--- INFORMATION ---

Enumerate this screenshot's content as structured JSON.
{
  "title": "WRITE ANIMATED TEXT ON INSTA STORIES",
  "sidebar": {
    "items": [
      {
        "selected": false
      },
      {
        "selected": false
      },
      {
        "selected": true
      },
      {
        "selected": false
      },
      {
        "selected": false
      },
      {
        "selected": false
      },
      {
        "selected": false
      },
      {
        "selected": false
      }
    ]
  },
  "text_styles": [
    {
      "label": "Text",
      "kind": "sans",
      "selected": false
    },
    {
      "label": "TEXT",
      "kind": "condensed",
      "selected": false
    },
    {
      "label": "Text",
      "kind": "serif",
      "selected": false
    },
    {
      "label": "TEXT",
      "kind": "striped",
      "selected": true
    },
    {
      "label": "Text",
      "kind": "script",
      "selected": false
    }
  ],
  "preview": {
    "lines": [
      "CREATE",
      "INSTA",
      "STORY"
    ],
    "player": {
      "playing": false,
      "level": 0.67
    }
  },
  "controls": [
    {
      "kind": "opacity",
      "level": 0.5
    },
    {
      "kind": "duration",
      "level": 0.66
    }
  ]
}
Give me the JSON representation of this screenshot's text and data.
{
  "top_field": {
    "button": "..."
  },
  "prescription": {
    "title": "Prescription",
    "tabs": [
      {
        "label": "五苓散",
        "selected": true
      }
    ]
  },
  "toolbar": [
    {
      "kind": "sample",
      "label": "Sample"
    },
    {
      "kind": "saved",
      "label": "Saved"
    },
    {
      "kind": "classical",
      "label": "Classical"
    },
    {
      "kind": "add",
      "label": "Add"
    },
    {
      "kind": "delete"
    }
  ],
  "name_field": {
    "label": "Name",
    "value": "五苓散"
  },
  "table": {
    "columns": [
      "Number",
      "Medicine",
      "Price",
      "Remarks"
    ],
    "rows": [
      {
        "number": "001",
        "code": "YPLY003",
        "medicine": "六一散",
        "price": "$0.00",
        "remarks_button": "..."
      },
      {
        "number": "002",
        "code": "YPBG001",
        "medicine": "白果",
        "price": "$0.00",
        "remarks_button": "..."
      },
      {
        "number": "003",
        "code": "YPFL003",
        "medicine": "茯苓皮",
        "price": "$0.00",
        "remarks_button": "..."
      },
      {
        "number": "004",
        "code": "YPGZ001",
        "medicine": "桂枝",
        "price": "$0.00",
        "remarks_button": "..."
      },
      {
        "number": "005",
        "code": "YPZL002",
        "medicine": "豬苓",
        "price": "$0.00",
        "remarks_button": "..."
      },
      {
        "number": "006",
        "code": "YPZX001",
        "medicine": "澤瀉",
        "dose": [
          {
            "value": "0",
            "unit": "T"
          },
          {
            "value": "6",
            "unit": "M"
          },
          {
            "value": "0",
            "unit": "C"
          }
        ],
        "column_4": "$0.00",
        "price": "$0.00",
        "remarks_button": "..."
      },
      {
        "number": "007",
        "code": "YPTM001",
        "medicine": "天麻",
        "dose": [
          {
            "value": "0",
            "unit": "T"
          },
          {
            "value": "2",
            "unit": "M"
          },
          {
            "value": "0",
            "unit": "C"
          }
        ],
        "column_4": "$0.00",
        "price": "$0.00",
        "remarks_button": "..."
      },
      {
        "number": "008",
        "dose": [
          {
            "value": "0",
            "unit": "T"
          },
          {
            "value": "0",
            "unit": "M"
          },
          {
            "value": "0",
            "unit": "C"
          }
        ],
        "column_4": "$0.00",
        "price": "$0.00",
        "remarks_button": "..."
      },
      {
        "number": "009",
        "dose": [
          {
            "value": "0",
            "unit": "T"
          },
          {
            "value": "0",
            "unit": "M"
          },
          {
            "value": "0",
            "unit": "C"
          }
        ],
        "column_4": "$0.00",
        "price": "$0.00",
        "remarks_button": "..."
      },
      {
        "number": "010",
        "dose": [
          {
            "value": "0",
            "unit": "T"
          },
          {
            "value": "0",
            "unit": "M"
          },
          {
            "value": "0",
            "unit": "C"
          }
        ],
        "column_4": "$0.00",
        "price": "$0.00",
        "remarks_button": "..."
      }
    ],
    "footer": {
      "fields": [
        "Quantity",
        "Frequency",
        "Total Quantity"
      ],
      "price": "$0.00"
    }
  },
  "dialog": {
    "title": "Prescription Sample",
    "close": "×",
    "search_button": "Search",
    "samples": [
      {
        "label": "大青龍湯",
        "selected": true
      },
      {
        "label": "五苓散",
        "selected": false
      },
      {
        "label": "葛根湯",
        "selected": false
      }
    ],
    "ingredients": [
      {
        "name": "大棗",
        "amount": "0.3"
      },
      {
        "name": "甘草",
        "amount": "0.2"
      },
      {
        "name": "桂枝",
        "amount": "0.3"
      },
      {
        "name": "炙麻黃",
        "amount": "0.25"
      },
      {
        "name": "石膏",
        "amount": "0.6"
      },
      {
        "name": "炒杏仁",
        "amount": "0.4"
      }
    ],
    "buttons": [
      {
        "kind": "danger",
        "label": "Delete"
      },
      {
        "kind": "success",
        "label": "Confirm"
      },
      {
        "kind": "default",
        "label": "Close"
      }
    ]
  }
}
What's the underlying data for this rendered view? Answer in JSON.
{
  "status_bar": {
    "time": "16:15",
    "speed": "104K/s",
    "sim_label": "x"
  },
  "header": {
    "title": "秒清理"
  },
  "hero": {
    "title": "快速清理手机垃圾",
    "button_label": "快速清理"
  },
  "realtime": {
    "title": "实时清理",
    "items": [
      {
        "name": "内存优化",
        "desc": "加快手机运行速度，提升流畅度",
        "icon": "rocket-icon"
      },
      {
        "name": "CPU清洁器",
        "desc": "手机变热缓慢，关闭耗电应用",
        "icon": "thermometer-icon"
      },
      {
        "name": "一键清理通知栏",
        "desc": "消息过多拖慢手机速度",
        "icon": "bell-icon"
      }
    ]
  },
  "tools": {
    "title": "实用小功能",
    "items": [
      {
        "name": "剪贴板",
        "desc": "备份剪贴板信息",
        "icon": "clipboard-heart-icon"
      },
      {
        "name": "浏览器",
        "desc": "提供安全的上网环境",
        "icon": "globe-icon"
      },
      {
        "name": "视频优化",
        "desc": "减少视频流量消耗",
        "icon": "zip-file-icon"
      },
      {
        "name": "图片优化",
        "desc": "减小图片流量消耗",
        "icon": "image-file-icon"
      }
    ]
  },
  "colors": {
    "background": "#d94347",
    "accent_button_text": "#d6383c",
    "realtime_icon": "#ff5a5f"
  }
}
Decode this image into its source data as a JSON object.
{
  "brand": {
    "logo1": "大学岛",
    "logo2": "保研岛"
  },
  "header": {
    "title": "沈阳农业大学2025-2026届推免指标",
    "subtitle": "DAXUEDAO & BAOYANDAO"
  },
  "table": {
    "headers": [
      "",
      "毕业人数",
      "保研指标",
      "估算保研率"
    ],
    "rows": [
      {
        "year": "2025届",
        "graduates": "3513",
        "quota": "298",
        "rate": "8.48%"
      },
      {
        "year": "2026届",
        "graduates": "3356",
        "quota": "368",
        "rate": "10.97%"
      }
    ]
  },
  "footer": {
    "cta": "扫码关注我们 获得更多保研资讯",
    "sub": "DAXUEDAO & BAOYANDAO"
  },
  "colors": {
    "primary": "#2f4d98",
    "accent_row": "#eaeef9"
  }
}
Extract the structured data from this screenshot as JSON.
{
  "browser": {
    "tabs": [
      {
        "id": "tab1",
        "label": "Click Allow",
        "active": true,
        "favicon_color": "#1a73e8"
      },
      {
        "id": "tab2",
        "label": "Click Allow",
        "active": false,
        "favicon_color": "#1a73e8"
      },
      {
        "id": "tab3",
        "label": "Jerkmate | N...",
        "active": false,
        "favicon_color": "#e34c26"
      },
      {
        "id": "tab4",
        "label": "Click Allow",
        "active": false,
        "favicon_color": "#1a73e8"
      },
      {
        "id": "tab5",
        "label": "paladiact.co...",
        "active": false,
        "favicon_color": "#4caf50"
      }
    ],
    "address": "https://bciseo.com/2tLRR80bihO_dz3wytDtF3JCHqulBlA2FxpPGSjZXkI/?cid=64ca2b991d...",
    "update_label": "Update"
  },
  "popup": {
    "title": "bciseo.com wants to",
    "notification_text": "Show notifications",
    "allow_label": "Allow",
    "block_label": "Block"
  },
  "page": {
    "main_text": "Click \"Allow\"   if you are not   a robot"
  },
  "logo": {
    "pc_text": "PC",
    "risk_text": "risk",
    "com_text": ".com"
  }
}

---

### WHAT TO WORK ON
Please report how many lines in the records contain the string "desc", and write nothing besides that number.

### FINISHED EXERCISE
7